As expected, markets have been more volatile than normal so far this year. When this happens, investors tend to want to adjust their portfolios to “get rid of the risk.” But what does that mean?
While changes to a more aggressive portfolio may reduce equity market risk, many times we are trading one risk for another when we make those changes.
Today, let’s explore some of the different types of risk investors face in their portfolios so that we can make educated decisions when looking to reduce risk.
- Market or Systematic Risk. This is easy, as it is the one most investors are talking about when they say they want to reduce risk in their portfolio. Reducing your exposure to stocks can reduce the risk that a stock market decline will negatively affect your portfolio.
- Currency Risk. Investors like to add international holdings (non-U.S.) when investing. This helps to diversify the portfolio by reducing the dependence on the performance of only the U.S. stock market. One downside to international investing can be currency risk. This is the risk that if the value of the currency exchange rate changes between the time you buy an investment and the time you sell it, your investment returns could be affected by that change — both positively or negatively.
- Geopolitical Risk. Like currency exchange risk, international investments can be affected by unstable governments. Changes in laws or leadership can have serious consequences for investors, as we’ve seen recently with the Russian invasion of Ukraine. This is why many investors like to invest in the U.S., due to its stable structure.

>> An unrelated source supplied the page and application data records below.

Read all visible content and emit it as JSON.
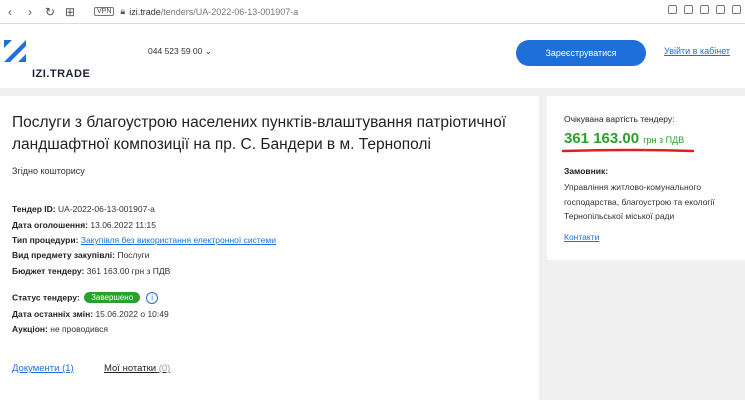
{
  "browser": {
    "vpn": "VPN",
    "url_host": "izi.trade",
    "url_path": "/tenders/UA-2022-06-13-001907-a"
  },
  "header": {
    "logo": "IZI.TRADE",
    "phone": "044 523 59 00 ⌄",
    "register_label": "Зареєструватися",
    "login_label": "Увійти в кабінет"
  },
  "tender": {
    "title": "Послуги з благоустрою населених пунктів-влаштування патріотичної ландшафтної композиції на пр. С. Бандери в м. Тернополі",
    "subtitle": "Згідно кошторису",
    "id_label": "Тендер ID:",
    "id_value": "UA-2022-06-13-001907-a",
    "date_label": "Дата оголошення:",
    "date_value": "13.06.2022 11:15",
    "proc_label": "Тип процедури:",
    "proc_value": "Закупівля без використання електронної системи",
    "subject_label": "Вид предмету закупівлі:",
    "subject_value": "Послуги",
    "budget_label": "Бюджет тендеру:",
    "budget_value": "361 163.00 грн з ПДВ",
    "status_label": "Статус тендеру:",
    "status_value": "Завершено",
    "changed_label": "Дата останніх змін:",
    "changed_value": "15.06.2022 о 10:49",
    "auction_label": "Аукціон:",
    "auction_value": "не проводився"
  },
  "tabs": {
    "documents": "Документи (1)",
    "notes": "Мої нотатки",
    "notes_count": "(0)"
  },
  "side": {
    "expected_label": "Очікувана вартість тендеру:",
    "amount": "361 163.00",
    "currency": "грн з ПДВ",
    "customer_label": "Замовник:",
    "customer_name": "Управління житлово-комунального господарства, благоустрою та екології Тернопільської міської ради",
    "contacts": "Контакти"
  },
  "colors": {
    "accent": "#1e6fd9",
    "success": "#2ca02c",
    "highlight": "#e02020"
  }
}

- Liquidity Risk. This is the risk that an investment may not be easily sold, like a mutual fund or ETF can be. Real estate is an example of liquidity risk. I can’t convert it to cash in two days like other investments. Small, thinly traded stocks or bonds may also lack marketability and therefore exhibit liquidity risk.
Fixed income has its own set of risks, which are often overlooked by investors when they want to switch from more aggressive portfolios. Investors all too often mistake fixed income (bonds) for safety. The reality is that while fixed income investments can be less volatile than equities, they actually have different types of risk that can affect them.
- Inflation Risk. Rising prices have been all over the news lately. Inflation soared to 7.5% in January, the worst in over four decades. Inflation actually affects both equites and fixed income, but the effects are felt worse in fixed income.
- Interest Rate Risk. This risk scares most fixed …….